Task item:
What lines in the material hold the string "folder"? Return every one of them.

(Material to process Opens)

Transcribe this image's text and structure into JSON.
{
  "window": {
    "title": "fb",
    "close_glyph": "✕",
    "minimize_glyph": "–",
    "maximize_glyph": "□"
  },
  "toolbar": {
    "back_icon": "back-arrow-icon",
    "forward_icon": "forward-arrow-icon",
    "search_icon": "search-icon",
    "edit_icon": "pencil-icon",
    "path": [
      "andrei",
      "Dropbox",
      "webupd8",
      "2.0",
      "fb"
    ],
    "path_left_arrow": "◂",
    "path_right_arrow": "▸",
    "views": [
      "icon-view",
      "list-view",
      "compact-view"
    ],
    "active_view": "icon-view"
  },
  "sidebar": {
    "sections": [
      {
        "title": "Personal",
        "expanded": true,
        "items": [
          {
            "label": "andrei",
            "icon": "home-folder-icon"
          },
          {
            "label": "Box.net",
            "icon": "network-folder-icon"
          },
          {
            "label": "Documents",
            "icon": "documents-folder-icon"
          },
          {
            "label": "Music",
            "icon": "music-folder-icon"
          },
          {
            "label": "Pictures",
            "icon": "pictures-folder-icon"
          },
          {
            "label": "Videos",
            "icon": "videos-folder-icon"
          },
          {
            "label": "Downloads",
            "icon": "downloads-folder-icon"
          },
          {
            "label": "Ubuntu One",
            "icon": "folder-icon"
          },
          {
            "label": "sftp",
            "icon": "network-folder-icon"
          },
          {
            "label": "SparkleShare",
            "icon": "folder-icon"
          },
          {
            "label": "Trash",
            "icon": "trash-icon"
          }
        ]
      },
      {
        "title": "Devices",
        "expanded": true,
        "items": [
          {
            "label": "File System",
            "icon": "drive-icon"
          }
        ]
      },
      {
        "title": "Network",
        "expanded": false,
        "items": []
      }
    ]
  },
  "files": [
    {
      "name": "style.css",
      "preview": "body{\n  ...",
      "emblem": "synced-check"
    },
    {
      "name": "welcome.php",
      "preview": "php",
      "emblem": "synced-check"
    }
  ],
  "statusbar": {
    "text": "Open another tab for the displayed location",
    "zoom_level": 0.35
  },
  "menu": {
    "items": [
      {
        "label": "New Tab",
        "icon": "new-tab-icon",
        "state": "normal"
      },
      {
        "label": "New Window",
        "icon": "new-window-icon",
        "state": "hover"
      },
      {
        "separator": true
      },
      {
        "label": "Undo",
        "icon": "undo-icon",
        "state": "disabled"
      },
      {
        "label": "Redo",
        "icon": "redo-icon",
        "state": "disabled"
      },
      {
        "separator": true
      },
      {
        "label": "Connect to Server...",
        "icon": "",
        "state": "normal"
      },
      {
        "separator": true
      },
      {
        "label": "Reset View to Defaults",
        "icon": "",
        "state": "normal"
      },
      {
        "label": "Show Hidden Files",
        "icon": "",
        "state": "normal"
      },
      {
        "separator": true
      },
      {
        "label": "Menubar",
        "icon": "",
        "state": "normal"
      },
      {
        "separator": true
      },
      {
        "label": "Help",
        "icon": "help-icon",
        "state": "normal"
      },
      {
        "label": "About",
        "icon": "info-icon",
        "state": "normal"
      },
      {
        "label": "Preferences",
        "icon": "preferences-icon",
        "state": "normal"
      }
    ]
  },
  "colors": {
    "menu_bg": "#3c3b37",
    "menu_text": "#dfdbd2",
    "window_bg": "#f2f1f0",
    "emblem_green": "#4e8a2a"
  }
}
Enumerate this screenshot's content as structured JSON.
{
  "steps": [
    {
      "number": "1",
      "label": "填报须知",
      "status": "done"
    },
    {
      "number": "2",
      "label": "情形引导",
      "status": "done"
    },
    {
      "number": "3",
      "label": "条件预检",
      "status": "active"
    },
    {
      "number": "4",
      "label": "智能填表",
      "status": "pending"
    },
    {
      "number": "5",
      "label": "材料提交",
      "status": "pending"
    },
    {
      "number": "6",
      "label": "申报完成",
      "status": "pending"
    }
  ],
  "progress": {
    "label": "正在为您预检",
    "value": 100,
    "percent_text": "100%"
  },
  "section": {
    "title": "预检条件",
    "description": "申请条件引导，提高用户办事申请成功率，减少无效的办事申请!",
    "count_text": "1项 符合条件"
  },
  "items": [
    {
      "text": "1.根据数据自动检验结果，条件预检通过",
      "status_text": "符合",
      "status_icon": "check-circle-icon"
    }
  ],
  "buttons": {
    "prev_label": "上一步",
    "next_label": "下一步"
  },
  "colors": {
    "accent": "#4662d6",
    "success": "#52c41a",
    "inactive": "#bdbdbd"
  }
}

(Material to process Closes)

Answer space:
            "icon": "home-folder-icon"
            "icon": "network-folder-icon"
            "icon": "documents-folder-icon"
            "icon": "music-folder-icon"
            "icon": "pictures-folder-icon"
            "icon": "videos-folder-icon"
            "icon": "downloads-folder-icon"
            "icon": "folder-icon"
            "icon": "network-folder-icon"
            "icon": "folder-icon"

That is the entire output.